7. An infinite series may contain both positive and negative terms. The terms may be positive and negative alternately or they may occur in groups which without altering the order of the terms of the series may each be collected into a single term; thus all series may be regarded as belonging to one of two types, ul-i-u2+u3+ in which the terms are all positive, or u1-u2-|-u3- in which the terms are alternately positive and negative. 8. It is clear that if a series is convergent un must tend to the limit zero as n is increased indefinitely. This condition though necessary is by no means sufficient. If all the termsof a convergent series are positive a series obtained by writing its terms in any other order is convergent and converges to the same sum. For if Sn denotes the sum of ri terms of the first series and En denotes the sum of n terms of the new series, then, when n is any large number, we can choose numbers p and q such that Sq>2, .>S, ,; so that 2, . tends to the common limit of Sp and Sq, which is the sum of the original series. If ul, ng, ua, are all positive, and if after some fixed term, say the pf", ii.. continually decreases and tends to the limit zero the series ul-ug-1-us-u4+ is convergent. For Sp, ”-SPI lies between [u, ,+1-u, ,+2 and |up+1-u, ,+2, .| so that, W en n IS increased indefinitely, , ,+2"| remains finite; also ]S, ,+2, .+1-S, ,+2, .| tends to zero, so that the series converges. If un tends to a limit a, distinct from zero, then the series v1-v2+v3- , where v, ,=u, ,-a, converges and the series ul-itz-l-ua. oscillates As examples We may take the series I-%~}-15-i+ and 2-g-|-§ -§ + . ; the first of these converges, the second oscillates 9. The series u1+u3+ii5+ ., u2+u4+u6-l- may each of them diverge, though the series 'u1-u2-{-u3- converges. A series such that the series formed by taking all its terms positively is convergent is saidto be absolutely convergent; when this is not the case the series is said to be semi-convergent or conditionally convergent. A series of complex numbers in which u, ,=p, +ig, ., where pn and qu are real (i being / -I), is said to be convergent when the series ppl-pg-i-p3+ , qi-i-Q2-l-qa+. are separately convergent, and if they converge to P and Q respectively the sum of the series is P+iQ Such a series is said to be absolutely convergent when the series of moduli of un, i.e, E({>, ,2+g, ,2)é, is convergent; this is sufficient but not necessary for the separate convergence of the p and q series.

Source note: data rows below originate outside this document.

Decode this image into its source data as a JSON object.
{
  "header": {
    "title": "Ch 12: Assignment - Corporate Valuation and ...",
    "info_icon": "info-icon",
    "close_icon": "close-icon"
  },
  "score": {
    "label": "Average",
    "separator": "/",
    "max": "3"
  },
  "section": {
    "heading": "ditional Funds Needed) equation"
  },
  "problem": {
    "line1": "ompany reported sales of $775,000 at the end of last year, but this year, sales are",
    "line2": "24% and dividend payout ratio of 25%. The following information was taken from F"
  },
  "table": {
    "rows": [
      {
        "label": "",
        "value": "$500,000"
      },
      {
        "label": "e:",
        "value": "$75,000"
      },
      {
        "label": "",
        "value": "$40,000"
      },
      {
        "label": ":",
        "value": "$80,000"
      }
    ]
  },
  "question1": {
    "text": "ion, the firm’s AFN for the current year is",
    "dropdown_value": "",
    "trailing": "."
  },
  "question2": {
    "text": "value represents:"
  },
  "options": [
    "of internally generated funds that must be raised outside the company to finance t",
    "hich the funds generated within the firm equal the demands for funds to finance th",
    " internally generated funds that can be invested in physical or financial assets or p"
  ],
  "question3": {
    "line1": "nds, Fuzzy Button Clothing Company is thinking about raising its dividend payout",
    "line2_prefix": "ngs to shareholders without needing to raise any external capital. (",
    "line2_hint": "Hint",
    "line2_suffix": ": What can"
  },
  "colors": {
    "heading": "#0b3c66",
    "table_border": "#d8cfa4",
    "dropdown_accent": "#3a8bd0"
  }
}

There is an important distinction between absolutely convergent and conditionally convergent series. In an absolutely convergent series the sum is the same whatever the order of the terms; this is not the case with a conditionally convergent series. The two series I -%-i-é-i-I- , and I+§ *%+§ ~+§ ~i'i- , in which the terms are the same but in different orders, are convergent but not absolutely convergent. If we denote the sum of the first by S and the sum of the second by E it can be shown that 2 =§ S G. F. B. Riemann and P. G. L. Dirichlet have shown that the terms of a semi convergent series may be so arranged as to make the series converge to any assigned value or even to diverge. >

IO. Tests for convergence of series of positive terms are obtained by comparing the series with some series whose convergence or divergence is readily established. If the series of positive terms ul-l-u2+u3+. ., vi--v2-l-va-- are such that un/v., is always finite, then they are convergent or divergent together; if u1..t1/un<v¢.+1/vu and Ev" is convergent, then Eu, ” is convergent; if u, .+1/u, .>v, +1/v, , and Ev" is divergent, then Eu" is divergent. By

comparison with the ordinary geometric progression we obtain the